### WHAT THE TASK REQUIRES
Reproduce the following material exactly, including every line.

### MATERIALS PROVIDED
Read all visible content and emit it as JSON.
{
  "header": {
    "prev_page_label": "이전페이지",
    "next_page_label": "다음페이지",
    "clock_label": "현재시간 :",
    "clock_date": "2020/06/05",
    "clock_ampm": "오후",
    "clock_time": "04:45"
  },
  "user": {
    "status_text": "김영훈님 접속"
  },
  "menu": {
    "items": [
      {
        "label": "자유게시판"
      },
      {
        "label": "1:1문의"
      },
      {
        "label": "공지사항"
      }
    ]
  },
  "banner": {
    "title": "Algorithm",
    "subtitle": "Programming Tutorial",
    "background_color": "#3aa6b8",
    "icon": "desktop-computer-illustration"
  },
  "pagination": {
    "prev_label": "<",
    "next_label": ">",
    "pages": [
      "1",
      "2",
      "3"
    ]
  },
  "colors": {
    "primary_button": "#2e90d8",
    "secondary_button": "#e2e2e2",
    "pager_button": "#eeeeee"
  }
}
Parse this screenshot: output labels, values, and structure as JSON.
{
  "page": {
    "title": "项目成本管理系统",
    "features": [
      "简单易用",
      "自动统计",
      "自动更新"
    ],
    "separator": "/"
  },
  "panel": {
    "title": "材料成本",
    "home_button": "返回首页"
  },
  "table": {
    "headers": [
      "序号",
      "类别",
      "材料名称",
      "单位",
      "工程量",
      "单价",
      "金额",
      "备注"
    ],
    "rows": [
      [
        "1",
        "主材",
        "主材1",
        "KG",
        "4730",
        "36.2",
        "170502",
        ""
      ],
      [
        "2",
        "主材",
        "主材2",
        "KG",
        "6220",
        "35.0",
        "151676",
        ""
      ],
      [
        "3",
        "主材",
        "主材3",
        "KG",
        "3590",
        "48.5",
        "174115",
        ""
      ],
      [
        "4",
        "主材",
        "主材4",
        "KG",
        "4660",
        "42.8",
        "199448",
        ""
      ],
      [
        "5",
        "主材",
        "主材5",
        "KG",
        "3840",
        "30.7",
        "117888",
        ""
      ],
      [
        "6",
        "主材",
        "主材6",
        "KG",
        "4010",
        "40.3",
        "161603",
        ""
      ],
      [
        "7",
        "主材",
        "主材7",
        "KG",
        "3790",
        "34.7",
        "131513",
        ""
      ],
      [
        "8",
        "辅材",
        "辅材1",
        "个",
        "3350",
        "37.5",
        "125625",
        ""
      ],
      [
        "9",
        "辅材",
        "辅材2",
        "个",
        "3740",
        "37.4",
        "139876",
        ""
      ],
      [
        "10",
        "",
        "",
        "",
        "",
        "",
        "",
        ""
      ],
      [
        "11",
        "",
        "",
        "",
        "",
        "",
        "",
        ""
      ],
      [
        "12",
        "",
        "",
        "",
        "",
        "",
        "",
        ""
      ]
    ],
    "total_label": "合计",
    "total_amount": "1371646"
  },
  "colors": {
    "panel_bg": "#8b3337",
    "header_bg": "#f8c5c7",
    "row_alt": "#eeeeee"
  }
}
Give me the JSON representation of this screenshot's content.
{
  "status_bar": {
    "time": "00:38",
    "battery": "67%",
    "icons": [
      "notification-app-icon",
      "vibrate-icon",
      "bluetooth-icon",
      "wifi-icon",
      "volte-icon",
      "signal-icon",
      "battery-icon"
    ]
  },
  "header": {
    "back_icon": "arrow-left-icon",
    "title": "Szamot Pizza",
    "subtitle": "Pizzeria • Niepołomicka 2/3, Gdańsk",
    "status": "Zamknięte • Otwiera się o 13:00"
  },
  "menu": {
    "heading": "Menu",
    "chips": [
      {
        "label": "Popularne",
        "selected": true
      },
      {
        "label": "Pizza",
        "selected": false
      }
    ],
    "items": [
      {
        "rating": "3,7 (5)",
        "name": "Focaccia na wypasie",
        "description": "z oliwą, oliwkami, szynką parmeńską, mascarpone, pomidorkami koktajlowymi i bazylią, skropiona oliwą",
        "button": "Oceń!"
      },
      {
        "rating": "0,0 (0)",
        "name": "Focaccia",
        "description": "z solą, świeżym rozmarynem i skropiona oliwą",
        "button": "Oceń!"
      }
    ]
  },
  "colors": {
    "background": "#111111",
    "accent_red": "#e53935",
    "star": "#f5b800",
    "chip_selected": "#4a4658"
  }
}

### RESPONSE AREA
Read all visible content and emit it as JSON.
{
  "header": {
    "prev_page_label": "이전페이지",
    "next_page_label": "다음페이지",
    "clock_label": "현재시간 :",
    "clock_date": "2020/06/05",
    "clock_ampm": "오후",
    "clock_time": "04:45"
  },
  "user": {
    "status_text": "김영훈님 접속"
  },
  "menu": {
    "items": [
      {
        "label": "자유게시판"
      },
      {
        "label": "1:1문의"
      },
      {
        "label": "공지사항"
      }
    ]
  },
  "banner": {
    "title": "Algorithm",
    "subtitle": "Programming Tutorial",
    "background_color": "#3aa6b8",
    "icon": "desktop-computer-illustration"
  },
  "pagination": {
    "prev_label": "<",
    "next_label": ">",
    "pages": [
      "1",
      "2",
      "3"
    ]
  },
  "colors": {
    "primary_button": "#2e90d8",
    "secondary_button": "#e2e2e2",
    "pager_button": "#eeeeee"
  }
}
Parse this screenshot: output labels, values, and structure as JSON.
{
  "page": {
    "title": "项目成本管理系统",
    "features": [
      "简单易用",
      "自动统计",
      "自动更新"
    ],
    "separator": "/"
  },
  "panel": {
    "title": "材料成本",
    "home_button": "返回首页"
  },
  "table": {
    "headers": [
      "序号",
      "类别",
      "材料名称",
      "单位",
      "工程量",
      "单价",
      "金额",
      "备注"
    ],
    "rows": [
      [
        "1",
        "主材",
        "主材1",
        "KG",
        "4730",
        "36.2",
        "170502",
        ""
      ],
      [
        "2",
        "主材",
        "主材2",
        "KG",
        "6220",
        "35.0",
        "151676",
        ""
      ],
      [
        "3",
        "主材",
        "主材3",
        "KG",
        "3590",
        "48.5",
        "174115",
        ""
      ],
      [
        "4",
        "主材",
        "主材4",
        "KG",
        "4660",
        "42.8",
        "199448",
        ""
      ],
      [
        "5",
        "主材",
        "主材5",
        "KG",
        "3840",
        "30.7",
        "117888",
        ""
      ],
      [
        "6",
        "主材",
        "主材6",
        "KG",
        "4010",
        "40.3",
        "161603",
        ""
      ],
      [
        "7",
        "主材",
        "主材7",
        "KG",
        "3790",
        "34.7",
        "131513",
        ""
      ],
      [
        "8",
        "辅材",
        "辅材1",
        "个",
        "3350",
        "37.5",
        "125625",
        ""
      ],
      [
        "9",
        "辅材",
        "辅材2",
        "个",
        "3740",
        "37.4",
        "139876",
        ""
      ],
      [
        "10",
        "",
        "",
        "",
        "",
        "",
        "",
        ""
      ],
      [
        "11",
        "",
        "",
        "",
        "",
        "",
        "",
        ""
      ],
      [
        "12",
        "",
        "",
        "",
        "",
        "",
        "",
        ""
      ]
    ],
    "total_label": "合计",
    "total_amount": "1371646"
  },
  "colors": {
    "panel_bg": "#8b3337",
    "header_bg": "#f8c5c7",
    "row_alt": "#eeeeee"
  }
}
Give me the JSON representation of this screenshot's content.
{
  "status_bar": {
    "time": "00:38",
    "battery": "67%",
    "icons": [
      "notification-app-icon",
      "vibrate-icon",
      "bluetooth-icon",
      "wifi-icon",
      "volte-icon",
      "signal-icon",
      "battery-icon"
    ]
  },
  "header": {
    "back_icon": "arrow-left-icon",
    "title": "Szamot Pizza",
    "subtitle": "Pizzeria • Niepołomicka 2/3, Gdańsk",
    "status": "Zamknięte • Otwiera się o 13:00"
  },
  "menu": {
    "heading": "Menu",
    "chips": [
      {
        "label": "Popularne",
        "selected": true
      },
      {
        "label": "Pizza",
        "selected": false
      }
    ],
    "items": [
      {
        "rating": "3,7 (5)",
        "name": "Focaccia na wypasie",
        "description": "z oliwą, oliwkami, szynką parmeńską, mascarpone, pomidorkami koktajlowymi i bazylią, skropiona oliwą",
        "button": "Oceń!"
      },
      {
        "rating": "0,0 (0)",
        "name": "Focaccia",
        "description": "z solą, świeżym rozmarynem i skropiona oliwą",
        "button": "Oceń!"
      }
    ]
  },
  "colors": {
    "background": "#111111",
    "accent_red": "#e53935",
    "star": "#f5b800",
    "chip_selected": "#4a4658"
  }
}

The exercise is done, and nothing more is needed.